The answer must be a single number: how many lines below contain "JSON".

START DATASET CONTENT

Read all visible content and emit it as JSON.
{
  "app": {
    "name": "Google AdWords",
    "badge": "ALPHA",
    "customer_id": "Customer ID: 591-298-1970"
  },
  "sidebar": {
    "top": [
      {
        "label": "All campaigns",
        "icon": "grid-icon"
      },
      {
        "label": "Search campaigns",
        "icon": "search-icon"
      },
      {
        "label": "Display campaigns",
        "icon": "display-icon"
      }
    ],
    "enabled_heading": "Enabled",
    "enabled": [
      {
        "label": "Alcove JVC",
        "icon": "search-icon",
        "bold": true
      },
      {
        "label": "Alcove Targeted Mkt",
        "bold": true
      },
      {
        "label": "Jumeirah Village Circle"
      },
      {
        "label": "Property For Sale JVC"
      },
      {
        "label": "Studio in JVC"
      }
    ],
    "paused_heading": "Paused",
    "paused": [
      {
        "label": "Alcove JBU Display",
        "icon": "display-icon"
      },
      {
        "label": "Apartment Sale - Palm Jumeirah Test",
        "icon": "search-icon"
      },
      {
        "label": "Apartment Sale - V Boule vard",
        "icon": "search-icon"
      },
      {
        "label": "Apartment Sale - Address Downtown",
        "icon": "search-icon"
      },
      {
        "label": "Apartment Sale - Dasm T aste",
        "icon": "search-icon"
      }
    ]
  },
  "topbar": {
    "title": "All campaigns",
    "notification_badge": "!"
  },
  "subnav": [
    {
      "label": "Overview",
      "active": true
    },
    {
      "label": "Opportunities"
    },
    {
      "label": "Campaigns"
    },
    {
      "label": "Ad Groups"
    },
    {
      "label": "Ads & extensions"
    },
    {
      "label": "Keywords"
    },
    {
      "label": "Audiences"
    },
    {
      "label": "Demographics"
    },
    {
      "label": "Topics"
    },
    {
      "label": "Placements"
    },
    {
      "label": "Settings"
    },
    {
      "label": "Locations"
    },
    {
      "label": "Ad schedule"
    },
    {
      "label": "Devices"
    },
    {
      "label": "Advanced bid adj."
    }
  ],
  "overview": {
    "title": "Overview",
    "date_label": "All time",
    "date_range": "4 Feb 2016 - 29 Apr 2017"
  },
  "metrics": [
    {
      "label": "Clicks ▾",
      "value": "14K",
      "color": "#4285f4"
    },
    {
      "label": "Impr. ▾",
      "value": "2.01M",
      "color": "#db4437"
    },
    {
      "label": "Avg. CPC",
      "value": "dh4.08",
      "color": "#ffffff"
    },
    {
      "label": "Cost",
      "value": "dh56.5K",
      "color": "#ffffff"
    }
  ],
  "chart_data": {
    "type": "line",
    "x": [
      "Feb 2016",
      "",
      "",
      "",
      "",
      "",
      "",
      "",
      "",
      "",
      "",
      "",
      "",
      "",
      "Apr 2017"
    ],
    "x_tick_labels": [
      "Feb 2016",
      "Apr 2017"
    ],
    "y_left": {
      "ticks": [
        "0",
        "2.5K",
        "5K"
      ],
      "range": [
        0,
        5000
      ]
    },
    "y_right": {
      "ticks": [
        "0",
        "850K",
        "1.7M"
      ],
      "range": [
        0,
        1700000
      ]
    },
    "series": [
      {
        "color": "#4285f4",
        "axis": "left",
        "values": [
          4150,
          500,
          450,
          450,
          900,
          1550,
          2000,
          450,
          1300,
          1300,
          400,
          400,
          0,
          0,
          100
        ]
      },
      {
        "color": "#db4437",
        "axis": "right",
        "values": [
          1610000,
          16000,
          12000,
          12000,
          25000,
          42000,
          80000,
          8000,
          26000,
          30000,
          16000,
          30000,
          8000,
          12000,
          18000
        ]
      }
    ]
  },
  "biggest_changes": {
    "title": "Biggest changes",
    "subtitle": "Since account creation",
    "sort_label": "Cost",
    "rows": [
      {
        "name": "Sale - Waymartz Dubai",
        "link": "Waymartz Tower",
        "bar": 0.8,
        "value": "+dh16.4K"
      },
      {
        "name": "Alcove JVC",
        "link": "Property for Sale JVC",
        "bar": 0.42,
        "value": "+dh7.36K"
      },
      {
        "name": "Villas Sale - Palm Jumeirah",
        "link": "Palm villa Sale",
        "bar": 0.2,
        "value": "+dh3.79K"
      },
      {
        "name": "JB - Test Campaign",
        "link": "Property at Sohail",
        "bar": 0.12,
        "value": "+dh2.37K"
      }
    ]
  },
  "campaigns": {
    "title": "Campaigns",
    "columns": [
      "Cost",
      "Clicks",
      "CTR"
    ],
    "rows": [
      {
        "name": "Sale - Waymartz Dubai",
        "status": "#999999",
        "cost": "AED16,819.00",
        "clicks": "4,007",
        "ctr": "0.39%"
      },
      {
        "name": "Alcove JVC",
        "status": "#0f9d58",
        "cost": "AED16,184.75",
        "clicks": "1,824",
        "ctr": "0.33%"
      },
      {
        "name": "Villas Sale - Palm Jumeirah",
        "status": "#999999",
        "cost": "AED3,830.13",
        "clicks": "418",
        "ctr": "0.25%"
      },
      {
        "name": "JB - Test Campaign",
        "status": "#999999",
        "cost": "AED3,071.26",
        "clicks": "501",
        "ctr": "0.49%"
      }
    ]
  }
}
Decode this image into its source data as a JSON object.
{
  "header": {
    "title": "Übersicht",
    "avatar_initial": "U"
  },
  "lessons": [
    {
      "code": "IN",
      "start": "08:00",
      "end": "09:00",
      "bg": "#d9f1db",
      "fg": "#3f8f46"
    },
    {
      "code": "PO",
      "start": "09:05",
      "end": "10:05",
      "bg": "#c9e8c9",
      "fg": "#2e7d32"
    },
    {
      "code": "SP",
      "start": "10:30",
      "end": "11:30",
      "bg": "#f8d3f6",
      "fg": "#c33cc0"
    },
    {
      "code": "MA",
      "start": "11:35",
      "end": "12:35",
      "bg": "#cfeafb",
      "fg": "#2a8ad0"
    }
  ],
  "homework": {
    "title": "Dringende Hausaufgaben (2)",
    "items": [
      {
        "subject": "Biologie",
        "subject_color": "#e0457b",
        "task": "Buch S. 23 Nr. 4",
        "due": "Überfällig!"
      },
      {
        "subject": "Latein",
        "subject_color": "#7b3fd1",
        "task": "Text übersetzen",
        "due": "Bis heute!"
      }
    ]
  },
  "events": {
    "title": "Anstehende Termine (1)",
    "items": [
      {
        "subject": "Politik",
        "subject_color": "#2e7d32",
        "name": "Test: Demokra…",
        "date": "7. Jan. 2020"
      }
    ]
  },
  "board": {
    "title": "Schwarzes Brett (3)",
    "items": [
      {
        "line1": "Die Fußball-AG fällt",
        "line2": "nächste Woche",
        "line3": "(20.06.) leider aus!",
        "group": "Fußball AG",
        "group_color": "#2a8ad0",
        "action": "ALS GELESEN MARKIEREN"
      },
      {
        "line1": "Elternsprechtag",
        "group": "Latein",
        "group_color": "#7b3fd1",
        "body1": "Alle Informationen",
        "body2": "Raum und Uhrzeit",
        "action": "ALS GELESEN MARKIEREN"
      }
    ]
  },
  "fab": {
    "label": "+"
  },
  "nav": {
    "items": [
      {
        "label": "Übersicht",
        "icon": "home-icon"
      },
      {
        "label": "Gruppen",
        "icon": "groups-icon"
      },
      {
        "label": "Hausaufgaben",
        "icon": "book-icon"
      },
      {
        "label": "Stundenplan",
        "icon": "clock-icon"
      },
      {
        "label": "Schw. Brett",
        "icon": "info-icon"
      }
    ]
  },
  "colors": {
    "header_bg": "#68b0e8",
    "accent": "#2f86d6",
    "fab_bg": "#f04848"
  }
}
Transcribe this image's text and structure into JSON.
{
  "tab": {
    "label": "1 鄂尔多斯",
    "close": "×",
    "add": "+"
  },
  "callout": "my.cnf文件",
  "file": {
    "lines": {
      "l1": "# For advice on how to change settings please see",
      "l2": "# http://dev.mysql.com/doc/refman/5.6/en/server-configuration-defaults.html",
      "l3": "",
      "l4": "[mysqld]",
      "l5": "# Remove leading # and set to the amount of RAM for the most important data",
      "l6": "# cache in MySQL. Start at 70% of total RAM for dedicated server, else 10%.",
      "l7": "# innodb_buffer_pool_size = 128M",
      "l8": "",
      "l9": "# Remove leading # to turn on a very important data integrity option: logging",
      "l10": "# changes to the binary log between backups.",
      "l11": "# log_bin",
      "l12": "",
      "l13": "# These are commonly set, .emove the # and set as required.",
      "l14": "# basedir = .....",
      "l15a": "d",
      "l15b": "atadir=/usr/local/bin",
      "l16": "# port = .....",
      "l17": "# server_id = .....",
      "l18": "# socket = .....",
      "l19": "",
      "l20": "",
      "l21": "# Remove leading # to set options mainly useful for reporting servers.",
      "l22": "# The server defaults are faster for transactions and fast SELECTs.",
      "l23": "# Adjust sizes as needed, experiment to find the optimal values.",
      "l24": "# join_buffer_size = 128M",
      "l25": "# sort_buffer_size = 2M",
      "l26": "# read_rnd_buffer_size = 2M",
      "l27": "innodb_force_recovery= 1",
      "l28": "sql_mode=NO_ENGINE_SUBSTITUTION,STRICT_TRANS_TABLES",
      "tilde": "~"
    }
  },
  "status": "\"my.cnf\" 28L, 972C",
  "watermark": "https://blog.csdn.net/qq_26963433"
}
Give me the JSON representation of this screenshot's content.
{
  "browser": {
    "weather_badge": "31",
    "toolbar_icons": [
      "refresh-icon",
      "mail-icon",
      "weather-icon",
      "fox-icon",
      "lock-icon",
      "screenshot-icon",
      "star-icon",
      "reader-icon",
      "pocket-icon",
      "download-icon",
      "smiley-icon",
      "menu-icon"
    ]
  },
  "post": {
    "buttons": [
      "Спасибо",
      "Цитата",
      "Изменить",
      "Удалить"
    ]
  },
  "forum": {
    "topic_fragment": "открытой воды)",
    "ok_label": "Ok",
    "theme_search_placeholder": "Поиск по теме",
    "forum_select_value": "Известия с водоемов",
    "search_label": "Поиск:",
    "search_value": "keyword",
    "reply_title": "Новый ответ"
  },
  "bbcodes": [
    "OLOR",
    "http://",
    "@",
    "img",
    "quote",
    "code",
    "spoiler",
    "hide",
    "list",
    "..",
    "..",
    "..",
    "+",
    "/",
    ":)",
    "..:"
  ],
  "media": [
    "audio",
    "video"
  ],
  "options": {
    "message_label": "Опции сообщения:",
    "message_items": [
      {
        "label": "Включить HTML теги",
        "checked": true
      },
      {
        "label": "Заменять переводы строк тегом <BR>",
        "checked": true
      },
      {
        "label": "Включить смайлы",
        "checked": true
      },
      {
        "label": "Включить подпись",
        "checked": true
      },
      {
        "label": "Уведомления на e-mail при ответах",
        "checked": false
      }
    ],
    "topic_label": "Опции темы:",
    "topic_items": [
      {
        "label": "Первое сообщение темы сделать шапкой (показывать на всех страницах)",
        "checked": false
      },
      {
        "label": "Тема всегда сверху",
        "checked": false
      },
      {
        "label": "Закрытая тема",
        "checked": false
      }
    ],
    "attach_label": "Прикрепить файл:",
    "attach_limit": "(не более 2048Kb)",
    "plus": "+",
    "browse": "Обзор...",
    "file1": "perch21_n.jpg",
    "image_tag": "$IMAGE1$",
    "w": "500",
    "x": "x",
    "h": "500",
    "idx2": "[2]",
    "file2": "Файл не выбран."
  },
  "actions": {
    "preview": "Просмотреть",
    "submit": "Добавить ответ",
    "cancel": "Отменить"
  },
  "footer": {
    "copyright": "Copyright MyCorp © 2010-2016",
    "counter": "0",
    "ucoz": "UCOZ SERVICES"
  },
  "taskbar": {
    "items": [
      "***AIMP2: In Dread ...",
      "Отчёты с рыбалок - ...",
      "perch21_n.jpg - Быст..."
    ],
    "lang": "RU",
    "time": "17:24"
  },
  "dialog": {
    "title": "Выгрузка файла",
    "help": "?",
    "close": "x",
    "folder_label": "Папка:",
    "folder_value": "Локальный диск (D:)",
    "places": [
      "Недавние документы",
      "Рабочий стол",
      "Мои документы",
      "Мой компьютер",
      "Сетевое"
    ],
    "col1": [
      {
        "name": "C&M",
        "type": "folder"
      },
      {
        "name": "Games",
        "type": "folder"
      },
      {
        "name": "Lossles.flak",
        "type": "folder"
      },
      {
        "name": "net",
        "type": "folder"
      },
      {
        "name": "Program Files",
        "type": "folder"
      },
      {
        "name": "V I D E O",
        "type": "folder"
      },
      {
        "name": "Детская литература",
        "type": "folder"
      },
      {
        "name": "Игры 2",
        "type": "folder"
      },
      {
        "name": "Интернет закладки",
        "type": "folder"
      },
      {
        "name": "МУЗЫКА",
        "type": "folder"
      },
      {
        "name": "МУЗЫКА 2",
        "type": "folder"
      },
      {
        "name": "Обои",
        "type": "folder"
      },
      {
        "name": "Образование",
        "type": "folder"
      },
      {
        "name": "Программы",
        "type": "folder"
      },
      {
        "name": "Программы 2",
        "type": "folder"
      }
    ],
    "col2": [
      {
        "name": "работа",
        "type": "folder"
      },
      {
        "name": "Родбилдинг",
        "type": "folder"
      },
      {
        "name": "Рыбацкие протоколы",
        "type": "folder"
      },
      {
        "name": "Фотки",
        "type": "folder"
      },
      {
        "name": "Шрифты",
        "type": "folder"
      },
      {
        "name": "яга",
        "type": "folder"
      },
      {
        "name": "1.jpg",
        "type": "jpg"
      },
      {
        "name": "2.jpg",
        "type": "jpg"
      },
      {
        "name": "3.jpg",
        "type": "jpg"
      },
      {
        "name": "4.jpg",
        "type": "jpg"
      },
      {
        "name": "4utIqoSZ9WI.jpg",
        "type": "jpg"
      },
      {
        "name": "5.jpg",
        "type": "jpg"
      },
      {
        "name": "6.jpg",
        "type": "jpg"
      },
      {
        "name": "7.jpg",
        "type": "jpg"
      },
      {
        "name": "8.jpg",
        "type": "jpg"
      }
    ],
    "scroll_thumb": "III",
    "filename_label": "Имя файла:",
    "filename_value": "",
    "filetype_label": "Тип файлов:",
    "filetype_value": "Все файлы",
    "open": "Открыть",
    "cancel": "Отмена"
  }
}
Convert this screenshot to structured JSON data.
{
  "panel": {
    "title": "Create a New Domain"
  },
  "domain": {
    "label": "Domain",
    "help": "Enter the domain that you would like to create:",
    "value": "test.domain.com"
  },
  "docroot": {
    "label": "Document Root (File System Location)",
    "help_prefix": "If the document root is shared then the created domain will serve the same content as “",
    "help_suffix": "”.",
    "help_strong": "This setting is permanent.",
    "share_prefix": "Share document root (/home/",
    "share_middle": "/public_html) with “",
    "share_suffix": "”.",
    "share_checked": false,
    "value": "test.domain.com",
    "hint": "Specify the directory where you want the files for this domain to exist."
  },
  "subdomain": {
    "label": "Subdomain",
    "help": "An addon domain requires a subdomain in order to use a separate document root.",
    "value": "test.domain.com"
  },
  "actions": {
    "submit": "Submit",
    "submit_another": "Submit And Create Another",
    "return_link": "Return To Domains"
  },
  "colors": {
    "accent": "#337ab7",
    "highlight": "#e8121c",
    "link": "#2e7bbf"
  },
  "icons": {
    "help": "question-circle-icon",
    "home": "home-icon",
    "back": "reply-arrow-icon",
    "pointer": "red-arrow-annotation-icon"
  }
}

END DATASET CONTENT

PROBLEM SOLUTION:
5